BEGIN

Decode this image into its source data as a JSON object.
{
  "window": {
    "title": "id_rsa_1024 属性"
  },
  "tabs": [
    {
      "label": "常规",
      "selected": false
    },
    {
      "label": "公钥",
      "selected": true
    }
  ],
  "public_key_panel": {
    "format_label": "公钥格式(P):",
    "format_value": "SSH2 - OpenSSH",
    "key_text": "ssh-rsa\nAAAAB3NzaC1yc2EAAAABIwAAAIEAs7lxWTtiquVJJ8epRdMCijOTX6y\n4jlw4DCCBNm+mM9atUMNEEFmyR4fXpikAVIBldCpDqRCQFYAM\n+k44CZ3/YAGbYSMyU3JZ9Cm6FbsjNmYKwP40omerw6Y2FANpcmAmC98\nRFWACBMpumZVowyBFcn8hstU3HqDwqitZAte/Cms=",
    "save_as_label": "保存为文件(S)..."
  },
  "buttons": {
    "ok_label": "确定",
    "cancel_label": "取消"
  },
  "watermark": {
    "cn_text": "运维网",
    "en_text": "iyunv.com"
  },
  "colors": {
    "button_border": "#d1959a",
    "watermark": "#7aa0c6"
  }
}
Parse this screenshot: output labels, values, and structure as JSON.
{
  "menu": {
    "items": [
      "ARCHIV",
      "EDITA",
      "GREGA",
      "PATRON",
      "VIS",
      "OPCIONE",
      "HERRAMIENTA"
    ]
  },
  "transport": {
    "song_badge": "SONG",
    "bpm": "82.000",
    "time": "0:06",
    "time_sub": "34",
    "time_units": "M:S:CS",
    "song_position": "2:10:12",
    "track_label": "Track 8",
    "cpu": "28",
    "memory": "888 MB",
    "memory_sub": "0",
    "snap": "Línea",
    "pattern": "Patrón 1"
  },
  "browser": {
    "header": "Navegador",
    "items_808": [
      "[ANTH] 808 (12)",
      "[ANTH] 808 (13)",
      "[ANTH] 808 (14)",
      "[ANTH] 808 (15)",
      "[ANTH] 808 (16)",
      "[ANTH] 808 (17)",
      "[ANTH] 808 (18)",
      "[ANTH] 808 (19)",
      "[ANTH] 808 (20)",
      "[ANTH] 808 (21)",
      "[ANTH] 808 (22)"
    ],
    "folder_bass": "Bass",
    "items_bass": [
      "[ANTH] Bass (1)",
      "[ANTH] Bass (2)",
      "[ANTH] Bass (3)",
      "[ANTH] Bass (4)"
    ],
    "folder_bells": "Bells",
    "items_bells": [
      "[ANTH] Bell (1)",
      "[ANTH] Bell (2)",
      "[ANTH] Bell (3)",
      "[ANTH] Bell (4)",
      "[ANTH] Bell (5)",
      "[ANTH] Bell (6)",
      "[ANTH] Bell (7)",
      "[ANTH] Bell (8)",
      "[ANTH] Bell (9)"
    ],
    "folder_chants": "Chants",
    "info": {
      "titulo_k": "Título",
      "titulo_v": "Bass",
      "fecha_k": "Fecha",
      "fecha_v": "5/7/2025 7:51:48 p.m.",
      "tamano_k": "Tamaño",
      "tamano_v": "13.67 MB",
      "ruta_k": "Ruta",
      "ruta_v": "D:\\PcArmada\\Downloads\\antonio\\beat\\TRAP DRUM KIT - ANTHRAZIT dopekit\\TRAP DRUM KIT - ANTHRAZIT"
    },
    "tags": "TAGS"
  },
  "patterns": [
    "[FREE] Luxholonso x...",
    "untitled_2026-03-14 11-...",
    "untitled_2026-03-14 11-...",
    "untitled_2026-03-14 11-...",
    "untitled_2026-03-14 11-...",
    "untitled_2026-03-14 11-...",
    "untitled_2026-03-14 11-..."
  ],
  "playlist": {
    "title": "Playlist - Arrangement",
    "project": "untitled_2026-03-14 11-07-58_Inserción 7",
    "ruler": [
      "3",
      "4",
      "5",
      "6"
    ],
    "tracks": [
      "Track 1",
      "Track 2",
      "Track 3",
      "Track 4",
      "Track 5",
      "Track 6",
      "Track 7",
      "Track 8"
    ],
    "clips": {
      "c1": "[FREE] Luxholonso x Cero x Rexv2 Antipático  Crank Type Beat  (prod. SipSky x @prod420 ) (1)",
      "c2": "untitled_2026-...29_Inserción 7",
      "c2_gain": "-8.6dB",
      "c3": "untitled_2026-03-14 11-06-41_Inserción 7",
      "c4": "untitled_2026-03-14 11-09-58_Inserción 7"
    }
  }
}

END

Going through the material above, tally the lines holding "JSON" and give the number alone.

ANSWER TO THE EXERCISE »
2